The team has carried out numerous comparative analyses and studies of the marine grain, comparing it to common rice, as well as other kinds of grains grown on dry land, including barley, wheat, oats and corn.
The results have shown that this new cereal is much denser than others, as well as being very nutritional, making it similar to several legumes, Mr Leon said.
According to the chef, not only is this cereal a potential new superfood but also can survive inhospitable environments such as the deep sea in marshland, and even host numerous species of fish. In fact, it can produce subaquatic oxygen, generating life in its surroundings and also avoiding erosion caused by deep-sea environments, and reducing the acidification of the sea.
Mr Leon explained that this plant was found in a local bay many years ago, but it had largely disappeared and the main goal and future project is to bring this new marine cereal crop to the forefront all over the world.
According to the chef and his team, this bay is actually in danger of extinction, and with its cultivation, the area is being recovered.
In fact, according to Mr Leon, it can also help with malnutrition problems in some parts of the world as it can be eaten and prepared just like regular rice or quinoa.
Its texture is dense and firm, “like pasta prepared al dente, but it is green, although it does not taste of the sea. It is a neutral grain that can be turned into flour to make pasta and it also behaves like rice”. It is aromatic, plant-based and iodised and its characteristics for culinary use range from boiling it like rice or pasta, to processing it into flour to make bread or dried pasta.
This marine grain contains a greater quantity of high-quality proteins, carbohydrates, and less than two per cent fat. It contains vitamins A and E, not found in any other kind of grain, as well as high concentrations of various types of vitamin B.
It also contains essential fatty acids, Omegas 6 and 9, and amino acids not found in other common grains and minerals. According to Mr Leon, that is why it can be considered a superfood with exceptional qualities for a healthy diet.
But Mr Leon has not yet decided how he is going to use it in his restaurants, saying: “We are still thinking about how to create extensive crops, there will be enough time in the future to cook it, but first we have to do a lot of crop work, so it is not the right time now.”
With this new project, Angel Leon is pushing the forefront of finding new ways of preserving the sea and the environment in southern Spain, always considering the sea a giant food store.

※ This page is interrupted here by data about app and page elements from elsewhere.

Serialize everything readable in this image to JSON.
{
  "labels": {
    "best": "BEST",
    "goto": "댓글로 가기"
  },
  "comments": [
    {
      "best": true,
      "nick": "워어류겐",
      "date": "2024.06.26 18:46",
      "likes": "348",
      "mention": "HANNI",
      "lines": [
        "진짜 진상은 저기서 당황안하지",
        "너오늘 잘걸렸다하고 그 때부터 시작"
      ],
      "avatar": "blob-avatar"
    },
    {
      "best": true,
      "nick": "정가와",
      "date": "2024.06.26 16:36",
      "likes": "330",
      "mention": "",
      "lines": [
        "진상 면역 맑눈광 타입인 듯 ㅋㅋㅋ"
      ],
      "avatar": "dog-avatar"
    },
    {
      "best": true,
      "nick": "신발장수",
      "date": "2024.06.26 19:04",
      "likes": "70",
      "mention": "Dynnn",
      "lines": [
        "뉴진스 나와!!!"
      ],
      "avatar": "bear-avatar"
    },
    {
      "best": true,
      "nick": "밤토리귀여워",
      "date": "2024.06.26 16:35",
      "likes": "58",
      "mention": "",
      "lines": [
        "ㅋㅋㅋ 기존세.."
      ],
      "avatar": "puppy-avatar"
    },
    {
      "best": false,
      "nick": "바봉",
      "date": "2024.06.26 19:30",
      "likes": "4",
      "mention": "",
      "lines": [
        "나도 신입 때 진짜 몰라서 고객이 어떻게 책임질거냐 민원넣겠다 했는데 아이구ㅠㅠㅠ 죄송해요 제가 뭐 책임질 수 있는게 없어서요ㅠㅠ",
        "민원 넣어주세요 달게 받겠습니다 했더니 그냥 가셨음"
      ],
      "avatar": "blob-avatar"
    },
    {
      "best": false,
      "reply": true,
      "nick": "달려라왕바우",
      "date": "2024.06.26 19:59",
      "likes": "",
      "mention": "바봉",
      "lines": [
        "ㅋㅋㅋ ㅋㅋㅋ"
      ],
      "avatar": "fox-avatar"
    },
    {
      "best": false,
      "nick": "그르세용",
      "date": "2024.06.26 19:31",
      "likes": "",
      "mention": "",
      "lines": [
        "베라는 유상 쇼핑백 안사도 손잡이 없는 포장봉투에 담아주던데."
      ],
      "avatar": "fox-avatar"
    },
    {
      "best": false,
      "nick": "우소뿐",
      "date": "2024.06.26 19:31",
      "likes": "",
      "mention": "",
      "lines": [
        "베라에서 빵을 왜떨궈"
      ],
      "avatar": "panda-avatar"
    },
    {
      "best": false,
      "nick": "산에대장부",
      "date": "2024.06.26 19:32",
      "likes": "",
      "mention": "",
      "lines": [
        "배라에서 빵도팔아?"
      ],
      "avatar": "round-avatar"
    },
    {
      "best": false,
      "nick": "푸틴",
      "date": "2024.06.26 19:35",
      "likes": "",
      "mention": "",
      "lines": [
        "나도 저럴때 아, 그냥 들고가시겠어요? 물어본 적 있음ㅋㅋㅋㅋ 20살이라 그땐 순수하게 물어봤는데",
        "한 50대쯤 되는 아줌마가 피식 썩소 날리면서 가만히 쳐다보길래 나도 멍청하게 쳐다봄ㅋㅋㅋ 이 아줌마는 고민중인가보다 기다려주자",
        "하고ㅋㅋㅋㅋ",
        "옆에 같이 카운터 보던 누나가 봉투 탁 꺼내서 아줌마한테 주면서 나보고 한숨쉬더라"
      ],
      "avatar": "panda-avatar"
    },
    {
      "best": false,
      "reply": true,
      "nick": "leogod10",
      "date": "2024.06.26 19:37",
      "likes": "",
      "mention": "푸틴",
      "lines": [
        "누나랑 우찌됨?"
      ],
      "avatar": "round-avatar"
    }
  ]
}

He often wakes up very early in the morning to sail his boat and see the sea. Hours later, he is back at the restaurant to check in with his team about the daily routine, the clients and the orders. His day often ends at around 1 AM in a restaurant that is usually open only half the year, from March to November.
Leon also said that the lockdown due to the coronavirus pandemic is damaging a lot of the local restaurants, but he has a message of hope: “We are going to keep on fighting to keep the boat afloat and adapt to the new times”.